───── Supplied entries

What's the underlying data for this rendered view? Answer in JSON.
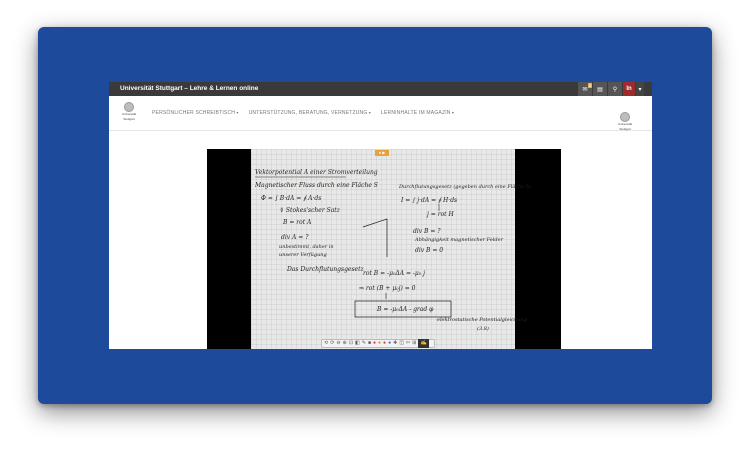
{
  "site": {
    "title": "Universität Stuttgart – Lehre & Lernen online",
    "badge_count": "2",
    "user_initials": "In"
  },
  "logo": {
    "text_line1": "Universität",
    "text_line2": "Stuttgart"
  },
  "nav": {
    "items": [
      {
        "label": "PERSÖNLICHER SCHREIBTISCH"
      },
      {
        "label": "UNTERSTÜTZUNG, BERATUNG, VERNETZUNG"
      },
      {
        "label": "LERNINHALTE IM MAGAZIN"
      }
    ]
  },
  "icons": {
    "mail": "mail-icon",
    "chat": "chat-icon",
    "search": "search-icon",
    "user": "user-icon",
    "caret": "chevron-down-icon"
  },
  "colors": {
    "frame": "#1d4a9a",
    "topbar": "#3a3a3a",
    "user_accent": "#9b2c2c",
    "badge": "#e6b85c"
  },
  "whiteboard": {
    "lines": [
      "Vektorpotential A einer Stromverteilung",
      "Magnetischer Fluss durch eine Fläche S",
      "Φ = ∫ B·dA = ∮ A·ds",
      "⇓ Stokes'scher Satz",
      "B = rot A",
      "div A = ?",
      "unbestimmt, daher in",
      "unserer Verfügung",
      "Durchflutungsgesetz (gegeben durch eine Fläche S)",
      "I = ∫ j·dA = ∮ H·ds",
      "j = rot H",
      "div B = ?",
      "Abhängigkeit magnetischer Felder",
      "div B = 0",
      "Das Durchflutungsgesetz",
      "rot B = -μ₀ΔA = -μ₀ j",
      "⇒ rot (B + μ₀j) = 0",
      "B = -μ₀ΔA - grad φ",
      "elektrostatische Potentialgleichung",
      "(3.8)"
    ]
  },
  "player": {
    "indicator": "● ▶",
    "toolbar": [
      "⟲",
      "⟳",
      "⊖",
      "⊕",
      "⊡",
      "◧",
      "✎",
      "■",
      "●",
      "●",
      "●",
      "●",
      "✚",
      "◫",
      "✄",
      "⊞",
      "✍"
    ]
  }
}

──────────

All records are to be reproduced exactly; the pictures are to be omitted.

What's the underlying data for this rendered view? Answer in JSON.
{
  "site": {
    "title": "Universität Stuttgart – Lehre & Lernen online",
    "badge_count": "2",
    "user_initials": "In"
  },
  "logo": {
    "text_line1": "Universität",
    "text_line2": "Stuttgart"
  },
  "nav": {
    "items": [
      {
        "label": "PERSÖNLICHER SCHREIBTISCH"
      },
      {
        "label": "UNTERSTÜTZUNG, BERATUNG, VERNETZUNG"
      },
      {
        "label": "LERNINHALTE IM MAGAZIN"
      }
    ]
  },
  "icons": {
    "mail": "mail-icon",
    "chat": "chat-icon",
    "search": "search-icon",
    "user": "user-icon",
    "caret": "chevron-down-icon"
  },
  "colors": {
    "frame": "#1d4a9a",
    "topbar": "#3a3a3a",
    "user_accent": "#9b2c2c",
    "badge": "#e6b85c"
  },
  "whiteboard": {
    "lines": [
      "Vektorpotential A einer Stromverteilung",
      "Magnetischer Fluss durch eine Fläche S",
      "Φ = ∫ B·dA = ∮ A·ds",
      "⇓ Stokes'scher Satz",
      "B = rot A",
      "div A = ?",
      "unbestimmt, daher in",
      "unserer Verfügung",
      "Durchflutungsgesetz (gegeben durch eine Fläche S)",
      "I = ∫ j·dA = ∮ H·ds",
      "j = rot H",
      "div B = ?",
      "Abhängigkeit magnetischer Felder",
      "div B = 0",
      "Das Durchflutungsgesetz",
      "rot B = -μ₀ΔA = -μ₀ j",
      "⇒ rot (B + μ₀j) = 0",
      "B = -μ₀ΔA - grad φ",
      "elektrostatische Potentialgleichung",
      "(3.8)"
    ]
  },
  "player": {
    "indicator": "● ▶",
    "toolbar": [
      "⟲",
      "⟳",
      "⊖",
      "⊕",
      "⊡",
      "◧",
      "✎",
      "■",
      "●",
      "●",
      "●",
      "●",
      "✚",
      "◫",
      "✄",
      "⊞",
      "✍"
    ]
  }
}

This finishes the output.